PROVIDED DATA START

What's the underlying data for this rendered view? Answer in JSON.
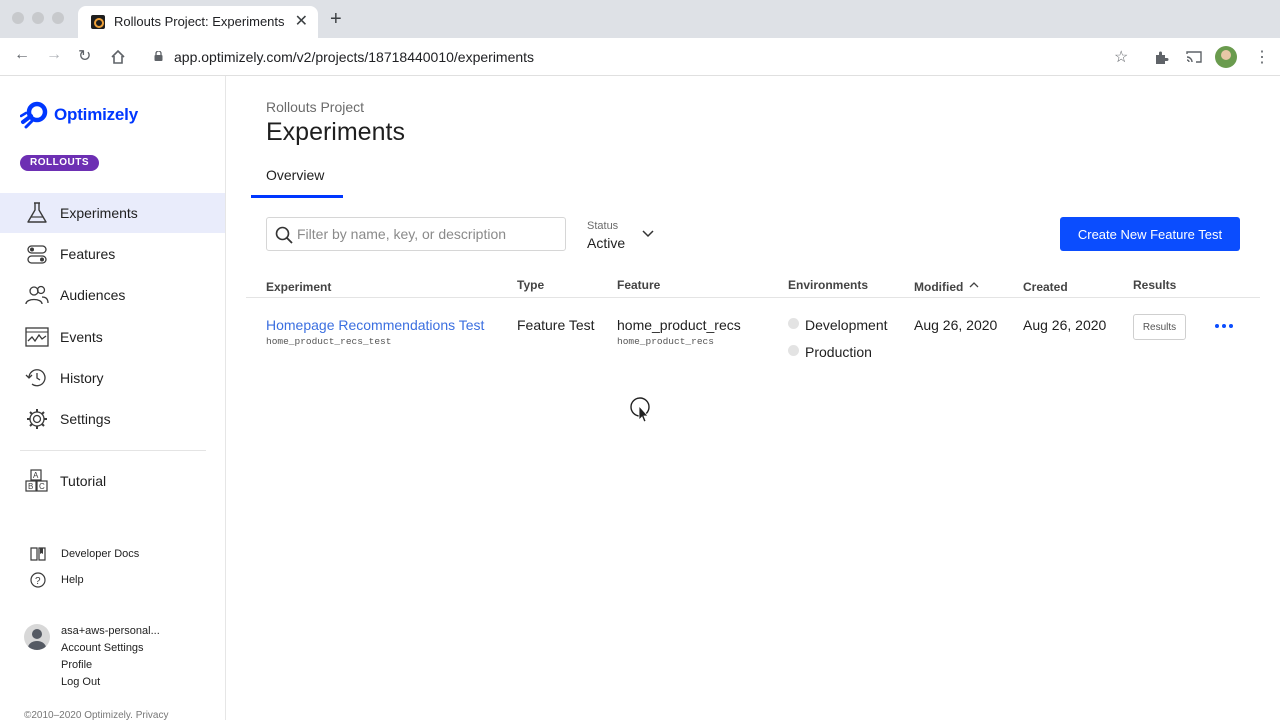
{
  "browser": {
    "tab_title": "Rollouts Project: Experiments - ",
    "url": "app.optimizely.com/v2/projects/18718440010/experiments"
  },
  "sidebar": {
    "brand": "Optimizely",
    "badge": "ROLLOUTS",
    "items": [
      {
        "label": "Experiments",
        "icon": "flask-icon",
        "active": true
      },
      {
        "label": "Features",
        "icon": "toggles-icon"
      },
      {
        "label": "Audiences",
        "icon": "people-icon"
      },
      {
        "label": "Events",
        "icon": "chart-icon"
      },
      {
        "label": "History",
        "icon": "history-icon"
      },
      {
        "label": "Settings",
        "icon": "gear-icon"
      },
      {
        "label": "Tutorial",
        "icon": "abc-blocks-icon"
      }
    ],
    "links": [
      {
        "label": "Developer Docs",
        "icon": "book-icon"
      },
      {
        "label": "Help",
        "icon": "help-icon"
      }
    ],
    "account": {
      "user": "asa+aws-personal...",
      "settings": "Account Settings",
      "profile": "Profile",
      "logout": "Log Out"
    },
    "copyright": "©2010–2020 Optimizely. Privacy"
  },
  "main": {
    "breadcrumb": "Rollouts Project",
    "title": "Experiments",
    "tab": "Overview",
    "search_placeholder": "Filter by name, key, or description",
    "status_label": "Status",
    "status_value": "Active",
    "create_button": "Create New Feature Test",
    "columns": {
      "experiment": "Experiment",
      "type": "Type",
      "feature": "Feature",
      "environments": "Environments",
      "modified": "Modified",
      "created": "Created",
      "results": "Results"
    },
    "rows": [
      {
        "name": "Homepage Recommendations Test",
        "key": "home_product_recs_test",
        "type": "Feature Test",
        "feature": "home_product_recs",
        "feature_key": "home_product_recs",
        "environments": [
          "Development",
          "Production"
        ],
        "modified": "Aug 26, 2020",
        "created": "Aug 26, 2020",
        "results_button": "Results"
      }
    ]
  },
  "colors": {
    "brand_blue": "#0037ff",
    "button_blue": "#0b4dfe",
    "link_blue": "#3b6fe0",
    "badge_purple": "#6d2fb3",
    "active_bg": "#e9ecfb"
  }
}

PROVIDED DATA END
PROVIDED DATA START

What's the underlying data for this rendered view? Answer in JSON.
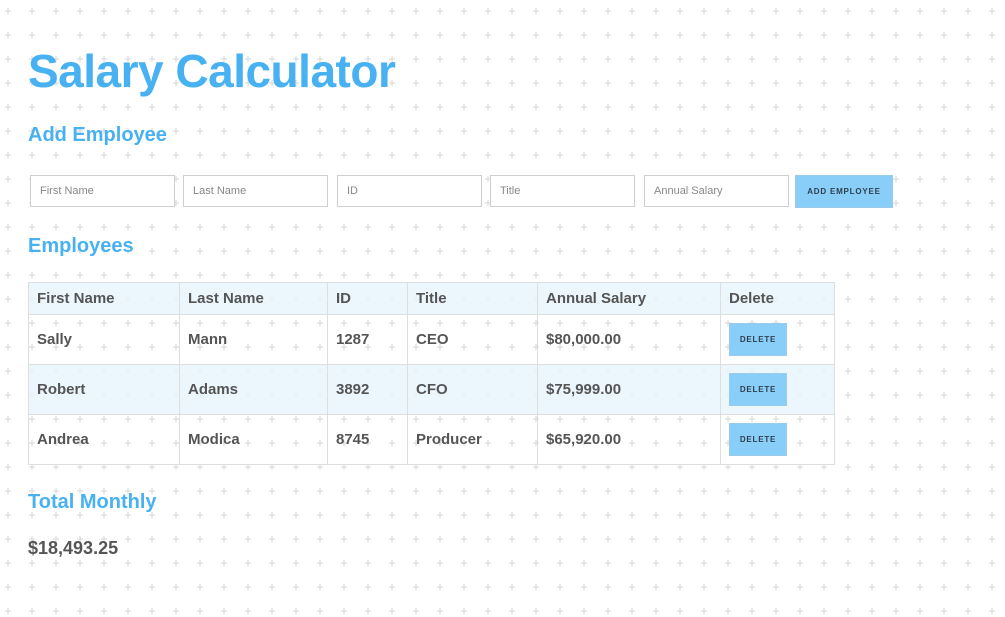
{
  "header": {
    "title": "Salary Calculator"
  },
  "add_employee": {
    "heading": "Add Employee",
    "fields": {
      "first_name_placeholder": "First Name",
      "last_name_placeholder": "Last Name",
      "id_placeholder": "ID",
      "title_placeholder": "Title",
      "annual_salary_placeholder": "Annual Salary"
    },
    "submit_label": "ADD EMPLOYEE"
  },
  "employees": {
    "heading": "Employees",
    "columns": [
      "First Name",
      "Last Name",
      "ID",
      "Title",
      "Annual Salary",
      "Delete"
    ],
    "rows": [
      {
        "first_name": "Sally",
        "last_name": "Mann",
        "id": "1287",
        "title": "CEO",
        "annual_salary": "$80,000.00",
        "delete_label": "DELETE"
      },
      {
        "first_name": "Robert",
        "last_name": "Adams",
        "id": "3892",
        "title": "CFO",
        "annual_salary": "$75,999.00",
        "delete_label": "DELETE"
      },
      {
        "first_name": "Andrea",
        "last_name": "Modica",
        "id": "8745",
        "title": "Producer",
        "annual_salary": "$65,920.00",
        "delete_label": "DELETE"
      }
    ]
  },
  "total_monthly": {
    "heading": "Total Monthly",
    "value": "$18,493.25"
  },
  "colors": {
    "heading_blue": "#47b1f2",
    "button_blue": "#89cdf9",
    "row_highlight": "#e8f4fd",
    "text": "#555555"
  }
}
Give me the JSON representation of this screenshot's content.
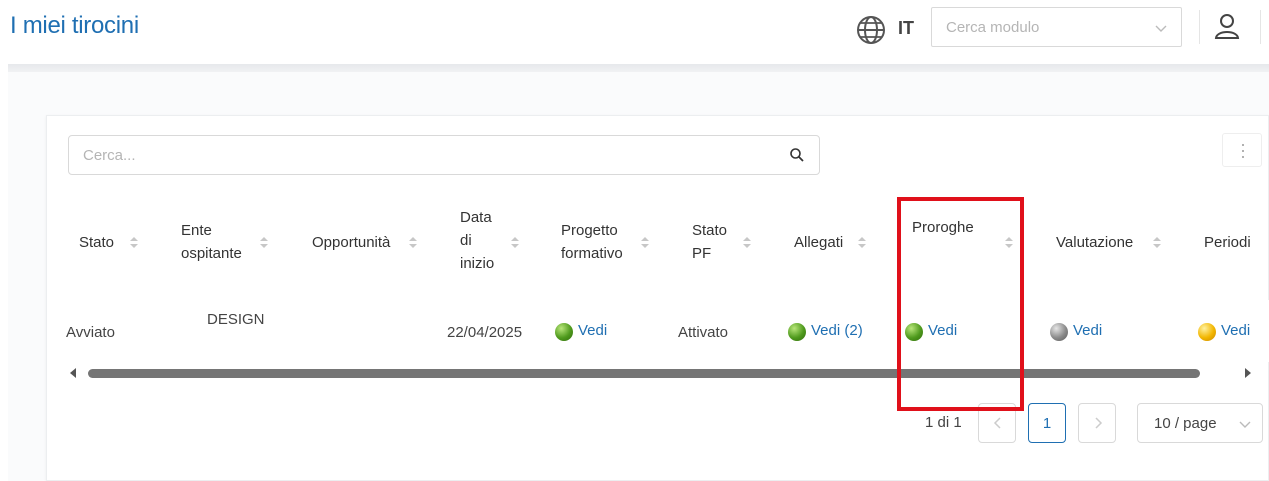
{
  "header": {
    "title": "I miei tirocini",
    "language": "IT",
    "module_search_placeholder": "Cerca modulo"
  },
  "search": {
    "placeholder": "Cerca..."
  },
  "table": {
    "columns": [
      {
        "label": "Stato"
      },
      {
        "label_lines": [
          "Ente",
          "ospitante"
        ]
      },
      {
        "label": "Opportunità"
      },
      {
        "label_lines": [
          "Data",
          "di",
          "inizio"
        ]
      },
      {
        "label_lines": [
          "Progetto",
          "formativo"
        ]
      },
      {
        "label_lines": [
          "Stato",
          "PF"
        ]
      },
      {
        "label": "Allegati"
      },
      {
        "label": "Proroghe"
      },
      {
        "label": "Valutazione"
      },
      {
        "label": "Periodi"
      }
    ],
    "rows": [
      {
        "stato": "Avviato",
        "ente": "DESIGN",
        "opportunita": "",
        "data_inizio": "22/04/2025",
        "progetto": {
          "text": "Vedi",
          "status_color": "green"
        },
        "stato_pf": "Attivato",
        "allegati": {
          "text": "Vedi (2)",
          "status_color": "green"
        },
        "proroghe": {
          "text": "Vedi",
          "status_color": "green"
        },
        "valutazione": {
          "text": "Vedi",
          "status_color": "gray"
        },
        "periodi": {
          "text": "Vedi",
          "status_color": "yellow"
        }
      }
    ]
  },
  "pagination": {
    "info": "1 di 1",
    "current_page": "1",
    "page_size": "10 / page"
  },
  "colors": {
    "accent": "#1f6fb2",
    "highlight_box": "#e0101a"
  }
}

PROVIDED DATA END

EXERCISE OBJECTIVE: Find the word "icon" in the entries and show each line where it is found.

EXERCISE RESPONSE:
        "icon": "flask-icon",
        "icon": "toggles-icon"
        "icon": "people-icon"
        "icon": "chart-icon"
        "icon": "history-icon"
        "icon": "gear-icon"
        "icon": "abc-blocks-icon"
        "icon": "book-icon"
        "icon": "help-icon"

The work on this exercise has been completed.